The other day as I returned home from office, I experienced an excruciating pain in my lower back. Taken aback by this unexpected discomfort, I shifted uneasily and was soon forced to resign to my bed for relief. Since it was too late to seek medical help, I accepted the fact that I had to lie in pain through the night until I could see a specialist in the morning. The ensuing eight hours of sleeplessness and shooting pain soon transported me into a psychological battle with myself, culminating into repentance.
As I lay in bed writhing in pain, unable to come to terms with the tingling sensation and pricks I felt in the lower back portions of my body, I was transported to a childhood memory when I had unwittingly inflicted agony on a group of earthworms and realised that they would have felt a similar pain.
I had spent that summer break from school in 1994 – 95 in the picturesque Tenga valley of Arunachal Pradesh. On a sunny afternoon, as I was playing on the riverbed of Tenga Chu, springing about like Bambi the deer, I was intrigued to see a couple of earthworms slithering in the wet sand. I called out to a shopkeeper close by and asked him to explain me what these creatures were. He simply laughed and asked me if I wanted to see the creatures ‘dance’. He brought a can of salt from his shop and asked me to sprinkle it on the worms liberally and enjoy the show. Ignorant of the consequences, I dropped salt crystals on the worms. Sure enough, they began to ‘dance’ and I clapped and jumped at the unusual sight.
As my body twisted in the piercing pain, shifting positions, I believe I experienced every single stinging sensation the earthworms must have felt as the salt dehydrated and burnt their skin. As I tried hard to get relief by pressing my back against the hot-water bottle placed below me, I realised how those earthworms must have squirmed in pain trying to get rid of the salt crystals by rubbing themselves against the wet sand below. Various questions crossed my mind about my current traumatic pain and the pain of those worms 20 years ago.

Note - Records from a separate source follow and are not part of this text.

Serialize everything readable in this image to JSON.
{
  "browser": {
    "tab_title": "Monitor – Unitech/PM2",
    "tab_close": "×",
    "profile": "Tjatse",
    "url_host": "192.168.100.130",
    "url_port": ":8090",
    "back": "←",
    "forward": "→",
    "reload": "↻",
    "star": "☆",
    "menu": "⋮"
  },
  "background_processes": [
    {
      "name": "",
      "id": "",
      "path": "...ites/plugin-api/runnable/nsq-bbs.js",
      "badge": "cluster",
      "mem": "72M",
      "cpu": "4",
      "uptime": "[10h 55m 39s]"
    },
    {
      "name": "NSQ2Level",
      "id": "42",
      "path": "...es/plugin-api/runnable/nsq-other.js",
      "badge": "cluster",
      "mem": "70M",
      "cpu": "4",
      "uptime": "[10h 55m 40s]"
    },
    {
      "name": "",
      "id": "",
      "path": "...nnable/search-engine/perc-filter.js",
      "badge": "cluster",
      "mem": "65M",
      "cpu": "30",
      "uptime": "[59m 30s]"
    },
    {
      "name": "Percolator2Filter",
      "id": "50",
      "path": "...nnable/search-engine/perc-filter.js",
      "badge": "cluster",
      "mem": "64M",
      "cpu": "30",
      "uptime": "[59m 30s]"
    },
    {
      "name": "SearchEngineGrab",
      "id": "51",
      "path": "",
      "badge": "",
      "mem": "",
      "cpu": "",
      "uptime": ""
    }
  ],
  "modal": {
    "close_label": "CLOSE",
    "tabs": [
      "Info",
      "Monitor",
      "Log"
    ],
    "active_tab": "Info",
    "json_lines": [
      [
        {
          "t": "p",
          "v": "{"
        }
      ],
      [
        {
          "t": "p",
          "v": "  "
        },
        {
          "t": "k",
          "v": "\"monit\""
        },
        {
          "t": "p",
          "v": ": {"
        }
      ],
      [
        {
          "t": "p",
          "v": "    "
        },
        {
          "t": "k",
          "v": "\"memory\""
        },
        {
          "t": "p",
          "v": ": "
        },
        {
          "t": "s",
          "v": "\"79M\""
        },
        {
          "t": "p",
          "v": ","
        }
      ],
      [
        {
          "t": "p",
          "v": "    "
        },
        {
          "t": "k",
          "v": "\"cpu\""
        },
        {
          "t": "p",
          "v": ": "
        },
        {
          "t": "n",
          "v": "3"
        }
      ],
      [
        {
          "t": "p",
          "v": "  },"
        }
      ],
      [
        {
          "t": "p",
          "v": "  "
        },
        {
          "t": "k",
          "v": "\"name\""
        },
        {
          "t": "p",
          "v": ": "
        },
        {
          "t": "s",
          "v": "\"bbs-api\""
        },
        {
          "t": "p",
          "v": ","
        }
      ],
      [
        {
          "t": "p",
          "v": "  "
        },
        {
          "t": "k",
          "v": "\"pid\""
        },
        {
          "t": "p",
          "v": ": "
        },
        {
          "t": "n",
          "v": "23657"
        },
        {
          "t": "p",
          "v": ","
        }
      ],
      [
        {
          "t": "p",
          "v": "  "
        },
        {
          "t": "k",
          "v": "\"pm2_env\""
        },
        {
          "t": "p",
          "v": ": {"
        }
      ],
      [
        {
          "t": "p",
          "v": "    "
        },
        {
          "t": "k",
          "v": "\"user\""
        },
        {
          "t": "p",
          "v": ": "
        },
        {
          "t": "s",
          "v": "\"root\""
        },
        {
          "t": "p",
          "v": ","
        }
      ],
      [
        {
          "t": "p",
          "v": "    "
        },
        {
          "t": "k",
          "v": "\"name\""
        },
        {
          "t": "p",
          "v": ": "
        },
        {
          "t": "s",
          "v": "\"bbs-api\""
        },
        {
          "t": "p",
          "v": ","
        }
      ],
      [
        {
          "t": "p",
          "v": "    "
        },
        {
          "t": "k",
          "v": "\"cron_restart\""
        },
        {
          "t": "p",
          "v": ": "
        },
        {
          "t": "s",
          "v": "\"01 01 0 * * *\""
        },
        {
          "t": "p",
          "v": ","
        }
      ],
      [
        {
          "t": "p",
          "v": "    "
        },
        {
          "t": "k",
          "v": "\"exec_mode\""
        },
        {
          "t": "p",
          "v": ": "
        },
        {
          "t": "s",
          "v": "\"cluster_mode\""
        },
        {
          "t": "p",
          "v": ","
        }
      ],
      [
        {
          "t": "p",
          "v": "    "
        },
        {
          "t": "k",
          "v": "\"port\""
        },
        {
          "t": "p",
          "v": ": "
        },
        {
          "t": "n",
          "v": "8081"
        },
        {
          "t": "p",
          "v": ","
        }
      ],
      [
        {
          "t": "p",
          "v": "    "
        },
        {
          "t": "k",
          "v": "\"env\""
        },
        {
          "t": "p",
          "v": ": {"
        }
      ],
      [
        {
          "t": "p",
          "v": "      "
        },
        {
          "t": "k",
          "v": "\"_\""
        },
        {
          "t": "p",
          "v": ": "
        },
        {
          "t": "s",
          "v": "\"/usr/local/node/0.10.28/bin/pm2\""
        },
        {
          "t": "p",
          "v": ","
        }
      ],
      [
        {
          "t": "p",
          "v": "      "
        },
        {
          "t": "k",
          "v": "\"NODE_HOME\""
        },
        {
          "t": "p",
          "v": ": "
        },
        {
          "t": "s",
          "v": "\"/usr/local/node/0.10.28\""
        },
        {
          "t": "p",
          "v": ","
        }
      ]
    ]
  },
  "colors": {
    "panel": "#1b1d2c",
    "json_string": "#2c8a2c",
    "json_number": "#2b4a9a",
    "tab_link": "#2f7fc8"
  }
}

The difference of course is that in the morning that followed, I got the best treatment and life was soon catapulted into normalcy, while the earthworms ‘danced and danced’ that evening until they would have turned into lifeless bundles melting away in the wet sand…
I believe I paid for my karma after 20 years. A wrong deed is a wrong deed. It has to be looked at objectively. Once a wrong deed is done, though it may not have consequences in the present, the theory of karma ensures that within this lifetime, all of us will get what we deserve. I believe life comes full circle. So, let’s be good and do good.
This article was published at Hindustan Times.